Reporting Cynthia Demos
MIAMI (CBSMiami) – In the past three years more and more family members have been forced to share a roof as the country struggles to recover from a recession.
Earlier this year a survey by the John J. Heldrich Center for Workforce Development at Rutgers University found that nearly every American household has been touched by layoffs.
While the national unemployment rate hovers near eight percent, nearly a quarter of those surveyed said they were laid off at some point during the recession or afterward, according to the survey.
Nearly eight in 10 say they know someone in their circle of family and friends who has lost a job.
Nowhere more than South Florida is more than one generation living in a home more prevalent.
”Us as a Latin culture, we always like to stick together,” said Louis Moreno.
Moreno and Danilza Velez believe in planning ahead, way ahead, even though they are not married yet.
“We’re engaged,” explained Moreno, “We’re getting married this year.”
Once they are married they are planning for Velez’s mother to move in after they have kids.
According to the U.S. Census Bureau, more than 3.6 million parents live with their adult children, up 60% from 2000.
Balancing a different generations in the house can be tricky. Experts say the best way to handle this is to share the bills, decide when grandma will help with the kids and figure out who will do the cooking, shopping, laundry, household chores before the move in date.
Also make sure each generation has their own social life
“We’re very close like we said like most Hispanics,” said Velez.
They’re even planning for their unborn children to move back in after college.
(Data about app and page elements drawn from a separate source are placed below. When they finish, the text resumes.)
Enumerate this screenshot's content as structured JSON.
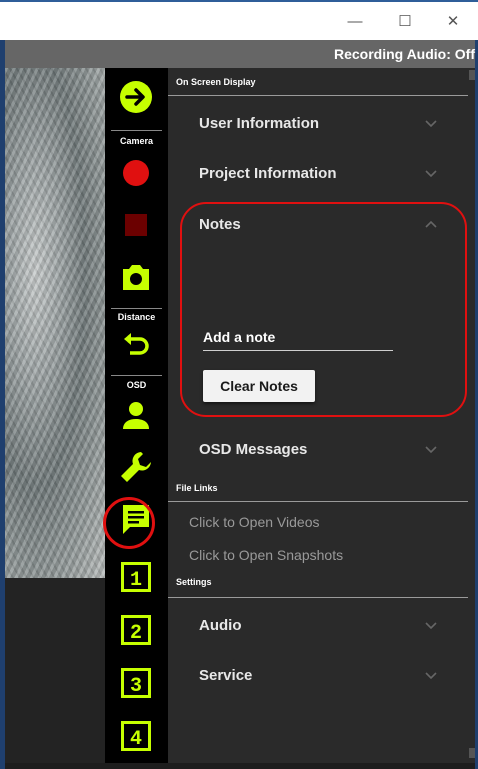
{
  "window": {
    "minimize": "—",
    "maximize": "☐",
    "close": "✕"
  },
  "status": {
    "recording": "Recording Audio: Off"
  },
  "toolbar": {
    "camera_label": "Camera",
    "distance_label": "Distance",
    "osd_label": "OSD",
    "preset_1": "1",
    "preset_2": "2",
    "preset_3": "3",
    "preset_4": "4",
    "icons": [
      "arrow-right-icon",
      "record-icon",
      "stop-icon",
      "camera-icon",
      "undo-icon",
      "user-icon",
      "wrench-icon",
      "notes-icon"
    ],
    "accent": "#c6ff00",
    "record_color": "#e01010",
    "stop_color": "#6b0000"
  },
  "panel": {
    "osd_header": "On Screen Display",
    "user_info": "User Information",
    "project_info": "Project Information",
    "notes": "Notes",
    "note_placeholder": "Add a note",
    "clear_notes": "Clear Notes",
    "osd_messages": "OSD Messages",
    "file_links_header": "File Links",
    "open_videos": "Click to Open Videos",
    "open_snapshots": "Click to Open Snapshots",
    "settings_header": "Settings",
    "audio": "Audio",
    "service": "Service"
  }
}
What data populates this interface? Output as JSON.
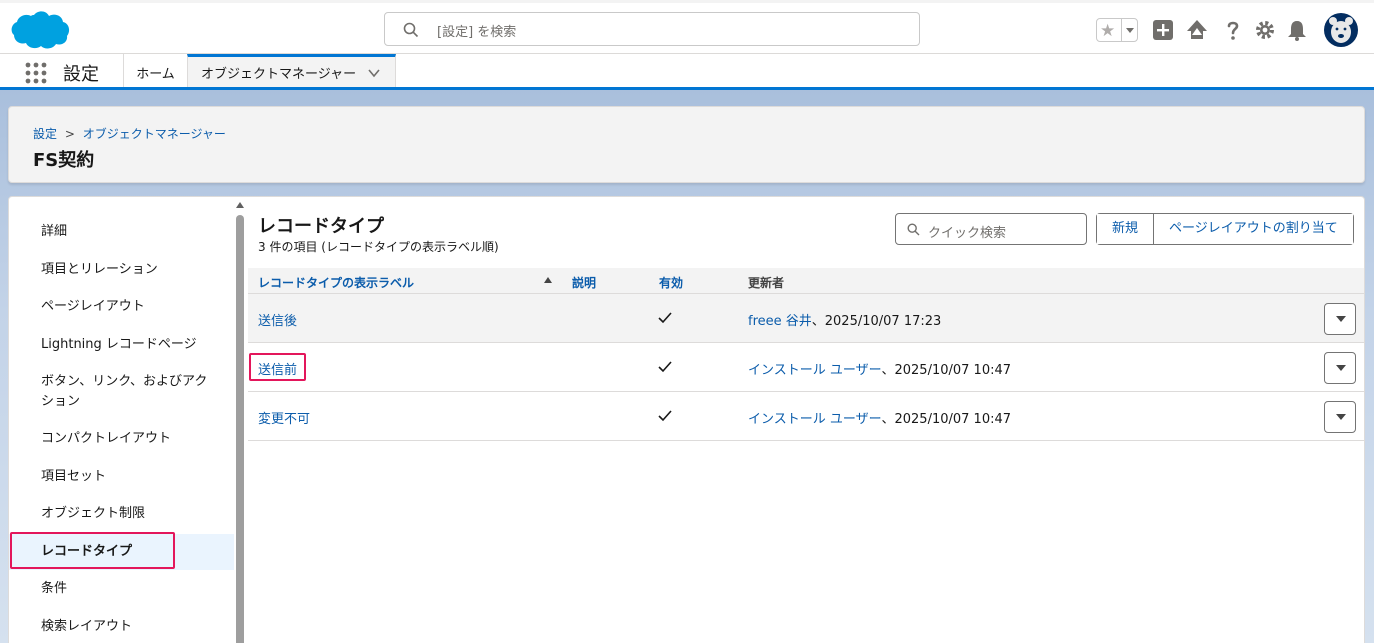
{
  "header": {
    "search_placeholder": "[設定] を検索",
    "app_name": "設定",
    "tabs": [
      {
        "label": "ホーム"
      },
      {
        "label": "オブジェクトマネージャー"
      }
    ]
  },
  "page": {
    "breadcrumb": [
      "設定",
      "オブジェクトマネージャー"
    ],
    "breadcrumb_separator": ">",
    "title": "FS契約"
  },
  "sidebar": {
    "items": [
      {
        "label": "詳細"
      },
      {
        "label": "項目とリレーション"
      },
      {
        "label": "ページレイアウト"
      },
      {
        "label": "Lightning レコードページ"
      },
      {
        "label": "ボタン、リンク、およびアク"
      },
      {
        "label": "ション"
      },
      {
        "label": "コンパクトレイアウト"
      },
      {
        "label": "項目セット"
      },
      {
        "label": "オブジェクト制限"
      },
      {
        "label": "レコードタイプ"
      },
      {
        "label": "条件"
      },
      {
        "label": "検索レイアウト"
      }
    ],
    "active_index": 9
  },
  "section": {
    "title": "レコードタイプ",
    "subtitle": "3 件の項目 (レコードタイプの表示ラベル順)",
    "quick_search_placeholder": "クイック検索",
    "new_button": "新規",
    "assign_layout_button": "ページレイアウトの割り当て"
  },
  "table": {
    "columns": [
      "レコードタイプの表示ラベル",
      "説明",
      "有効",
      "更新者"
    ],
    "rows": [
      {
        "label": "送信後",
        "description": "",
        "active": true,
        "modified_by": "freee 谷井",
        "modified_at": "、2025/10/07 17:23"
      },
      {
        "label": "送信前",
        "description": "",
        "active": true,
        "modified_by": "インストール ユーザー",
        "modified_at": "、2025/10/07 10:47"
      },
      {
        "label": "変更不可",
        "description": "",
        "active": true,
        "modified_by": "インストール ユーザー",
        "modified_at": "、2025/10/07 10:47"
      }
    ]
  },
  "colors": {
    "brand": "#0176d3",
    "link": "#0b5cab",
    "highlight": "#e3165b"
  }
}
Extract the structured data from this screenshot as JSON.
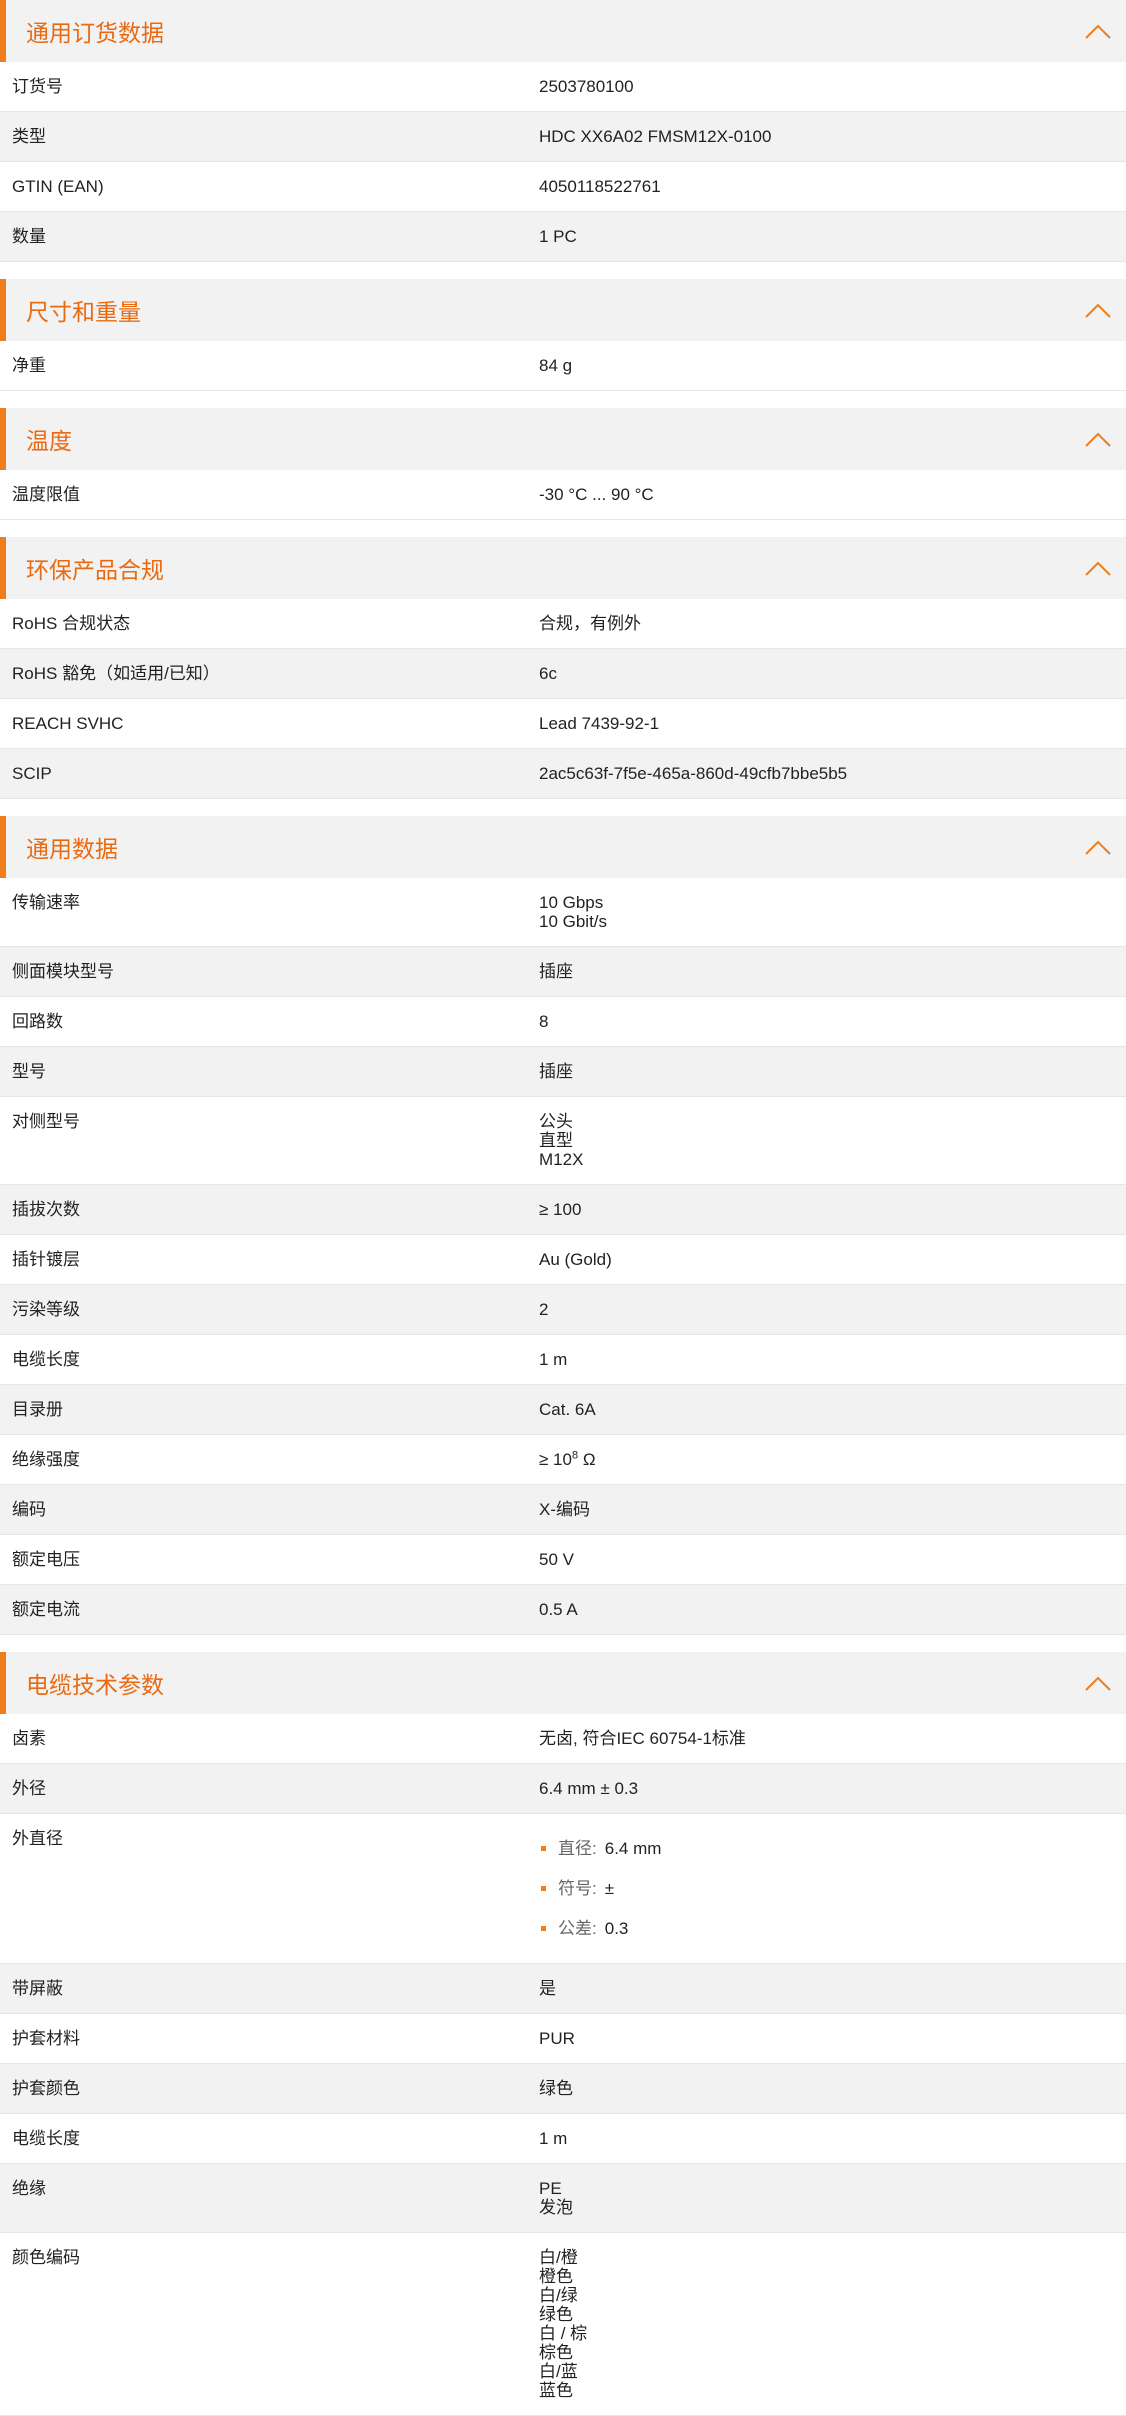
{
  "colors": {
    "accent": "#f07d1b",
    "title": "#ea6a12",
    "row_alt": "#f2f2f2",
    "header_bg": "#f2f2f2"
  },
  "sections": [
    {
      "title": "通用订货数据",
      "icon": "chevron-up-icon",
      "rows": [
        {
          "label": "订货号",
          "lines": [
            "2503780100"
          ]
        },
        {
          "label": "类型",
          "lines": [
            "HDC XX6A02 FMSM12X-0100"
          ]
        },
        {
          "label": "GTIN (EAN)",
          "lines": [
            "4050118522761"
          ]
        },
        {
          "label": "数量",
          "lines": [
            "1  PC"
          ]
        }
      ]
    },
    {
      "title": "尺寸和重量",
      "icon": "chevron-up-icon",
      "rows": [
        {
          "label": "净重",
          "lines": [
            "84  g"
          ]
        }
      ]
    },
    {
      "title": "温度",
      "icon": "chevron-up-icon",
      "rows": [
        {
          "label": "温度限值",
          "lines": [
            "-30 °C ... 90 °C"
          ]
        }
      ]
    },
    {
      "title": "环保产品合规",
      "icon": "chevron-up-icon",
      "rows": [
        {
          "label": "RoHS 合规状态",
          "lines": [
            "合规，有例外"
          ]
        },
        {
          "label": "RoHS 豁免（如适用/已知）",
          "lines": [
            "6c"
          ]
        },
        {
          "label": "REACH SVHC",
          "lines": [
            "Lead 7439-92-1"
          ]
        },
        {
          "label": "SCIP",
          "lines": [
            "2ac5c63f-7f5e-465a-860d-49cfb7bbe5b5"
          ]
        }
      ]
    },
    {
      "title": "通用数据",
      "icon": "chevron-up-icon",
      "rows": [
        {
          "label": "传输速率",
          "lines": [
            "10 Gbps",
            "10 Gbit/s"
          ]
        },
        {
          "label": "侧面模块型号",
          "lines": [
            "插座"
          ]
        },
        {
          "label": "回路数",
          "lines": [
            "8"
          ]
        },
        {
          "label": "型号",
          "lines": [
            "插座"
          ]
        },
        {
          "label": "对侧型号",
          "lines": [
            "公头",
            "直型",
            "M12X"
          ]
        },
        {
          "label": "插拔次数",
          "lines": [
            "≥ 100"
          ]
        },
        {
          "label": "插针镀层",
          "lines": [
            "Au (Gold)"
          ]
        },
        {
          "label": "污染等级",
          "lines": [
            "2"
          ]
        },
        {
          "label": "电缆长度",
          "lines": [
            "1  m"
          ]
        },
        {
          "label": "目录册",
          "lines": [
            "Cat. 6A"
          ]
        },
        {
          "label": "绝缘强度",
          "sup": {
            "base": "≥ 10",
            "exp": "8",
            "unit": " Ω"
          }
        },
        {
          "label": "编码",
          "lines": [
            "X-编码"
          ]
        },
        {
          "label": "额定电压",
          "lines": [
            "50  V"
          ]
        },
        {
          "label": "额定电流",
          "lines": [
            "0.5  A"
          ]
        }
      ]
    },
    {
      "title": "电缆技术参数",
      "icon": "chevron-up-icon",
      "rows": [
        {
          "label": "卤素",
          "lines": [
            "无卤, 符合IEC 60754-1标准"
          ]
        },
        {
          "label": "外径",
          "lines": [
            "6.4 mm ± 0.3"
          ]
        },
        {
          "label": "外直径",
          "bullets": [
            {
              "key": "直径:",
              "val": "6.4 mm"
            },
            {
              "key": "符号:",
              "val": "±"
            },
            {
              "key": "公差:",
              "val": "0.3"
            }
          ]
        },
        {
          "label": "带屏蔽",
          "lines": [
            "是"
          ]
        },
        {
          "label": "护套材料",
          "lines": [
            "PUR"
          ]
        },
        {
          "label": "护套颜色",
          "lines": [
            "绿色"
          ]
        },
        {
          "label": "电缆长度",
          "lines": [
            "1  m"
          ]
        },
        {
          "label": "绝缘",
          "lines": [
            "PE",
            "发泡"
          ]
        },
        {
          "label": "颜色编码",
          "lines": [
            "白/橙",
            "橙色",
            "白/绿",
            "绿色",
            "白 / 棕",
            "棕色",
            "白/蓝",
            "蓝色"
          ]
        }
      ]
    }
  ]
}
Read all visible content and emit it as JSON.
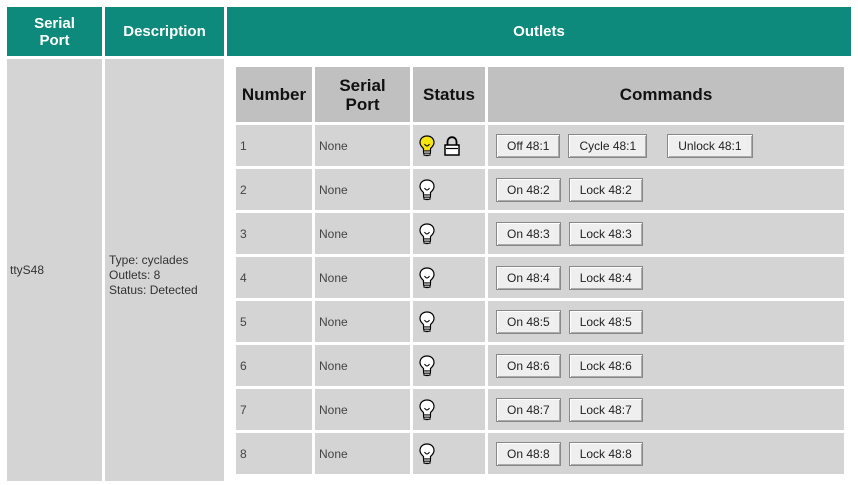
{
  "headers": {
    "serial_port": "Serial\nPort",
    "description": "Description",
    "outlets": "Outlets"
  },
  "port": {
    "name": "ttyS48",
    "type": "Type: cyclades",
    "outlets": "Outlets: 8",
    "status": "Status: Detected"
  },
  "inner_headers": {
    "number": "Number",
    "serial_port": "Serial\nPort",
    "status": "Status",
    "commands": "Commands"
  },
  "rows": [
    {
      "number": "1",
      "serial_port": "None",
      "state": "on",
      "locked": true,
      "buttons": [
        "Off 48:1",
        "Cycle 48:1",
        "Unlock 48:1"
      ]
    },
    {
      "number": "2",
      "serial_port": "None",
      "state": "off",
      "locked": false,
      "buttons": [
        "On 48:2",
        "Lock 48:2"
      ]
    },
    {
      "number": "3",
      "serial_port": "None",
      "state": "off",
      "locked": false,
      "buttons": [
        "On 48:3",
        "Lock 48:3"
      ]
    },
    {
      "number": "4",
      "serial_port": "None",
      "state": "off",
      "locked": false,
      "buttons": [
        "On 48:4",
        "Lock 48:4"
      ]
    },
    {
      "number": "5",
      "serial_port": "None",
      "state": "off",
      "locked": false,
      "buttons": [
        "On 48:5",
        "Lock 48:5"
      ]
    },
    {
      "number": "6",
      "serial_port": "None",
      "state": "off",
      "locked": false,
      "buttons": [
        "On 48:6",
        "Lock 48:6"
      ]
    },
    {
      "number": "7",
      "serial_port": "None",
      "state": "off",
      "locked": false,
      "buttons": [
        "On 48:7",
        "Lock 48:7"
      ]
    },
    {
      "number": "8",
      "serial_port": "None",
      "state": "off",
      "locked": false,
      "buttons": [
        "On 48:8",
        "Lock 48:8"
      ]
    }
  ],
  "icons": {
    "on": "lightbulb-on-icon",
    "off": "lightbulb-off-icon",
    "lock": "padlock-icon"
  },
  "colors": {
    "header_bg": "#0e8a7c",
    "cell_bg": "#d4d4d4",
    "inner_header_bg": "#c0c0c0",
    "bulb_on": "#f6e514"
  }
}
More than 20% of young adults aged 25 to 34 are living with their parents, the highest percentage in 60 years, according to the Pew Research Center.
For parents considering living with their adult children, experts suggest they talk with them about goals and setting limits. It’s also important to remind them that no job is beneath them if they are looking for work.
Part of Moreno and Velez’s planning is the home they plan to buy – it’s fit for multi-generational living. There is an entirely separate suite with a bed, bath and laundry inside the home.
These multi-generation homes, known as a ‘home within a home’, have been built in Lennar Homes developments in Homestead, Doral and Kendall. The company plans to build more in developments in Broward and Palm Beach counties.
A multi-generation home, depending on which city the development is in, runs from $230,000 to $280,000.